Airstrikes in Rafah overnight destroyed an apartment and several houses, killing at least 15 people, including six women and children, hospital officials said.


The army last raided Shifa Hospital in November after claiming that Hamas maintained an elaborate command center within and beneath the facility. The military revealed a tunnel leading to some underground rooms, as well as weapons it said were found inside the hospital. However, the evidence fell short of the earlier claims, and critics accused the army of recklessly endangering the lives of civilians.

The hospital, which is the heart of Gaza’s health system, was severely damaged in the assault and has only been able to resume limited operations since. Gaza officials say some 30,000 displaced people were taking refuge in the compound when the new Israeli assault began.

The raid came before dawn Monday when tanks surrounded the facility and troops stormed into multiple buildings.

The military on Tuesday said two of its soldiers had been killed in the operation.

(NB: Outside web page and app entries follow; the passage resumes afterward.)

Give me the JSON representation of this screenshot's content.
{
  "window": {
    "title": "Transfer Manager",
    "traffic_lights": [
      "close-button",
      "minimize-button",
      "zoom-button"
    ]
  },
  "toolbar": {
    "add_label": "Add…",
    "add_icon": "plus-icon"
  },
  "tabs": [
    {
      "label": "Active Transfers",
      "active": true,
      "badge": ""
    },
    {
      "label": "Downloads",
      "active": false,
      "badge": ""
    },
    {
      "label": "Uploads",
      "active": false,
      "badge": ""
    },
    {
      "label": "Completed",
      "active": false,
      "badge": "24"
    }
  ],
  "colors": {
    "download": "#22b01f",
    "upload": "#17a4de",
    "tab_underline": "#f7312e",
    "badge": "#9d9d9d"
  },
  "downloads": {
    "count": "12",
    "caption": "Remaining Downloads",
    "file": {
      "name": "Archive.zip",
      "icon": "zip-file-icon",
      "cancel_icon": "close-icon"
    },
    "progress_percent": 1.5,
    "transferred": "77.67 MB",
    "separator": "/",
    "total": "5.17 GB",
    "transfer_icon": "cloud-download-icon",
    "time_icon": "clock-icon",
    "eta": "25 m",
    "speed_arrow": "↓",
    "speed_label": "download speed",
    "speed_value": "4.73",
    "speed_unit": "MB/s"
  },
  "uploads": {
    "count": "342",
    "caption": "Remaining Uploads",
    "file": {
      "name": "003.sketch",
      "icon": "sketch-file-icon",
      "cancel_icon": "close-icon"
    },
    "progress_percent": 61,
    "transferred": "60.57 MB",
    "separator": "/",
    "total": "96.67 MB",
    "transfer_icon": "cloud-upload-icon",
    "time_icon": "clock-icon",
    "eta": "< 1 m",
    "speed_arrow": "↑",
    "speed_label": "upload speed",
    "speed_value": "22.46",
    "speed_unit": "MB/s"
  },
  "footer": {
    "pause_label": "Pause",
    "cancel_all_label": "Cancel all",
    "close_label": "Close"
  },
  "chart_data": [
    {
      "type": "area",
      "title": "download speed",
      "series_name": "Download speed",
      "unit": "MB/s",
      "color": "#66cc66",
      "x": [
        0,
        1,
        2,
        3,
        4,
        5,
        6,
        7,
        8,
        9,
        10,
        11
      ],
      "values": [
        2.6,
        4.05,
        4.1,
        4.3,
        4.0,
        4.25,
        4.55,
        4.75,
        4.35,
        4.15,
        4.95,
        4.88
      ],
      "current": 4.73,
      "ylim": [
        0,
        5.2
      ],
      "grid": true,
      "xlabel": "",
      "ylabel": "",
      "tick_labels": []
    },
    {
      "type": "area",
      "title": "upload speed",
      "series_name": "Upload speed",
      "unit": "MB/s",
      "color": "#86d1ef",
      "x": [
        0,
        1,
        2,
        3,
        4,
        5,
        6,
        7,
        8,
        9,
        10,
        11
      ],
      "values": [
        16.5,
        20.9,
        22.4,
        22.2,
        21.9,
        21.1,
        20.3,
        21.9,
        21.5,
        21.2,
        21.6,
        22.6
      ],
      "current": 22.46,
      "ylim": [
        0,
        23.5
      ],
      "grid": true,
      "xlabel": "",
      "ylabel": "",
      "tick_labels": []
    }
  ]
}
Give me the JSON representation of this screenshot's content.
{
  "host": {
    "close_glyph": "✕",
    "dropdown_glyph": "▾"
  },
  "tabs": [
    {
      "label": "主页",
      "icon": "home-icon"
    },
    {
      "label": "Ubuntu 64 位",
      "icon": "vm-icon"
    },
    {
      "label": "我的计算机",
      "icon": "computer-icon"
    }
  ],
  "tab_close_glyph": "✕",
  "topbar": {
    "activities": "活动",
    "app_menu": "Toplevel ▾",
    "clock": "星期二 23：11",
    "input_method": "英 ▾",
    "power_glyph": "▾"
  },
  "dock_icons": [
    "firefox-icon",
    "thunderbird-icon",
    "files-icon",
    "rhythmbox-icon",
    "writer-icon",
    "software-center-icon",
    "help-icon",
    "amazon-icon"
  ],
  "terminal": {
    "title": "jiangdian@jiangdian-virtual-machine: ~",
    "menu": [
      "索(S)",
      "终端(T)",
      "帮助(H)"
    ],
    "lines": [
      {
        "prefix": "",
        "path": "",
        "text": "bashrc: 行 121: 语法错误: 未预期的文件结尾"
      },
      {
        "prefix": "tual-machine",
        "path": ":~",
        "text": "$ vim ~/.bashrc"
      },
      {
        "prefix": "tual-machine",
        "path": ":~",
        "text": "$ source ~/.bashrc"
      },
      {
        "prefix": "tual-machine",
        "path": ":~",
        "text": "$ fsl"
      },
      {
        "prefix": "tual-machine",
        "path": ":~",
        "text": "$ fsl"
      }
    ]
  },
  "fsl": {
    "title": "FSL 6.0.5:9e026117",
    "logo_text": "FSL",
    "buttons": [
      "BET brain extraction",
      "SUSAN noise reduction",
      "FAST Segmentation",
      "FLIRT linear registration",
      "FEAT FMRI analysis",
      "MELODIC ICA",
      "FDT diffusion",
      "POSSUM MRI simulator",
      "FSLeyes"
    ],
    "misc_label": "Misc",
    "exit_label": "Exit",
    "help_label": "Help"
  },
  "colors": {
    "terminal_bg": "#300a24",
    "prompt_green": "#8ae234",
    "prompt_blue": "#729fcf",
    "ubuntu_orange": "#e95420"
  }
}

It said Tuesday that 300 suspects were detained, including dozens it accused of being fighters from Hamas and the smaller Palestinian militant group Islamic Jihad. Some patients were evacuated to nearby Ahli Hospital, said Mahmoud Bassal, civil defense spokesperson.

Abdel-Hady Sayed, who has been sheltering in the Shifa hospital, said troops had rounded up dozens in the hospital’s yard, blindfolding, handcuffing, and ordering them to strip their clothes before some were taken away. He said those inside, especially men, were afraid to follow Israeli calls to evacuate the hospital. “They tell you to get out, it’s a safe corridor and once they see you they arrest you,” he said. “All are afraid here. The world should do something to stop them.”

The military has identified one person killed in the raid — Faiq Mabhouh, a senior officer in Gaza’s police force, which is under the Hamas-led government but distinct from the militant group’s armed fighting wing. The military said he was hiding in Shifa with weapons, but the Gaza government said he was in charge of protecting aid distribution in the north.

The raid prompted heavy fighting for blocks around Shifa. Hamas’ military wing said it struck two Israeli armored vehicles and a group of soldiers with rockets in the vicinity of the hospital.

Emergency services received multiple calls for help from people whose buildings had been bombed in the streets around Shifa, but rescue teams could not go to the scene because of the fighting, Bassal said.

Kareem al-Shawwa, a Palestinian living about a kilometer (less than a mile) from the hospital, said the past 24 hours had been “terrifying,” with explosions and heavy exchanges of fire. He said Israeli troops had told residents to evacuate the area, but he and his family were too afraid of getting arrested or caught in the fighting to leave their home.

Israel accuses Hamas of using hospitals and other civilian facilities to shield its fighters, and the Israeli military has raided several hospitals since the start of the war. 

The Gaza Health Ministry said Monday that at least 31,726 Palestinians have been killed in Israel’s offensive. The ministry doesn’t differentiate between civilians and combatants in its count, but it says women and children make up two-thirds of the dead. Palestinian militants killed some 1,200 people in Hamas’ Oct. 7 attack into southern Israel that triggered the war and took another 250 people hostage. Hamas is still believed to be holding about 100 captives, as well as the remains of 30 others, after most of the rest were freed during a cease-fire last year.